Other projects consuming much of Martin’s time include the $45 million Shellmound Park, a joint venture with Chiron Corp. that will serve a biotechnology center.

His company also is nearing completion on the Powell Street Plaza, a $30 million retail complex developed in conjunction with San Francisco-based Terranomics.

“I find David to be absolutely refreshing in terms of a real estate developer,” Gooding says. “He is unassuming, but not pretentious, he is gutsy, but he is not arrogant about it.”

As for his future plans, Martin says he just wants to keep doing what he already is going.

He recently formed an affiliation with Devon Construction Inc., a Milpitas-based construction and development company, to manage more than 3 million square feet of commercial properties in Silicon Valley. The new company also will provide development services to institutional property owners.

But there is more to all this than running a company day-to-day.

“The real motivating factors are the thrill of the hunt, seeking out the right deal and outing it together,: Martin says.

At the same time, however, a new fear is beginning to haunt Martin.

“Sometimes I wake up in the middle of the night thinking, ‘Geez, after I build my next project, that’s the last piece of land there will ever be. There’ll never be another one like it.’”

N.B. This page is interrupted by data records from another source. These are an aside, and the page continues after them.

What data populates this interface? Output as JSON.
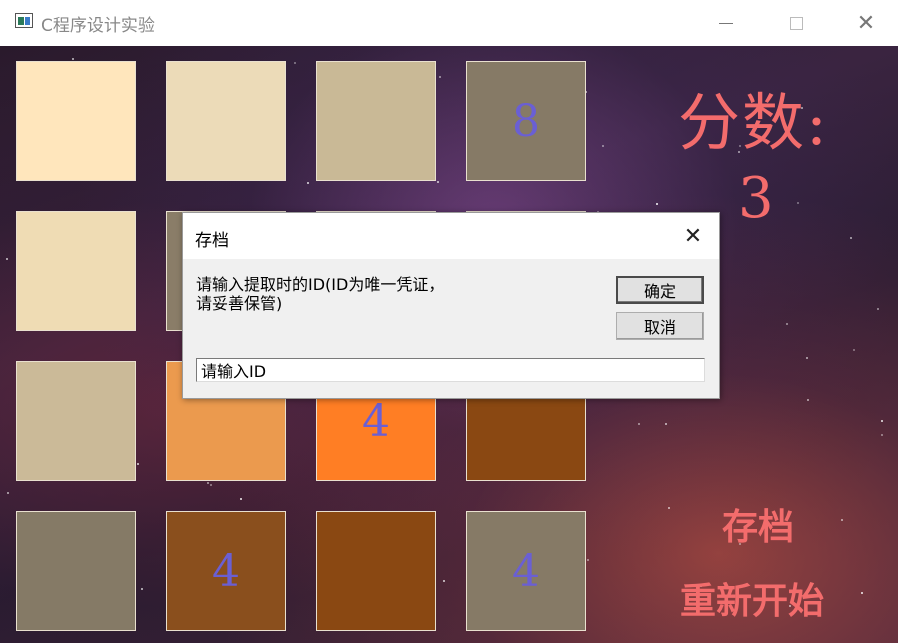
{
  "window": {
    "title": "C程序设计实验",
    "minimize_icon": "minimize-icon",
    "maximize_icon": "maximize-icon",
    "close_glyph": "✕"
  },
  "board": {
    "rows": [
      [
        {
          "value": "",
          "color": "#ffe6bc"
        },
        {
          "value": "",
          "color": "#ecdbb8"
        },
        {
          "value": "",
          "color": "#c9b996"
        },
        {
          "value": "8",
          "color": "#867a66"
        }
      ],
      [
        {
          "value": "",
          "color": "#efdcb4"
        },
        {
          "value": "",
          "color": "#8a7d68"
        },
        {
          "value": "",
          "color": "#8a7d68"
        },
        {
          "value": "",
          "color": "#8a7d68"
        }
      ],
      [
        {
          "value": "",
          "color": "#cbba98"
        },
        {
          "value": "",
          "color": "#eb9a4e"
        },
        {
          "value": "4",
          "color": "#ff7e24"
        },
        {
          "value": "",
          "color": "#8a4812"
        }
      ],
      [
        {
          "value": "",
          "color": "#857a66"
        },
        {
          "value": "4",
          "color": "#8a4f1d"
        },
        {
          "value": "",
          "color": "#8a4812"
        },
        {
          "value": "4",
          "color": "#867a66"
        }
      ]
    ],
    "number_color": "#6a5fd4"
  },
  "score": {
    "label": "分数:",
    "value": "3"
  },
  "actions": {
    "save": "存档",
    "restart": "重新开始"
  },
  "accent_color": "#f36c6c",
  "dialog": {
    "title": "存档",
    "close_glyph": "✕",
    "message_line1": "请输入提取时的ID(ID为唯一凭证，",
    "message_line2": "请妥善保管)",
    "ok_label": "确定",
    "cancel_label": "取消",
    "input_value": "请输入ID"
  }
}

“But that fear lasts about five seconds, and then I realize there’ll always be another project.”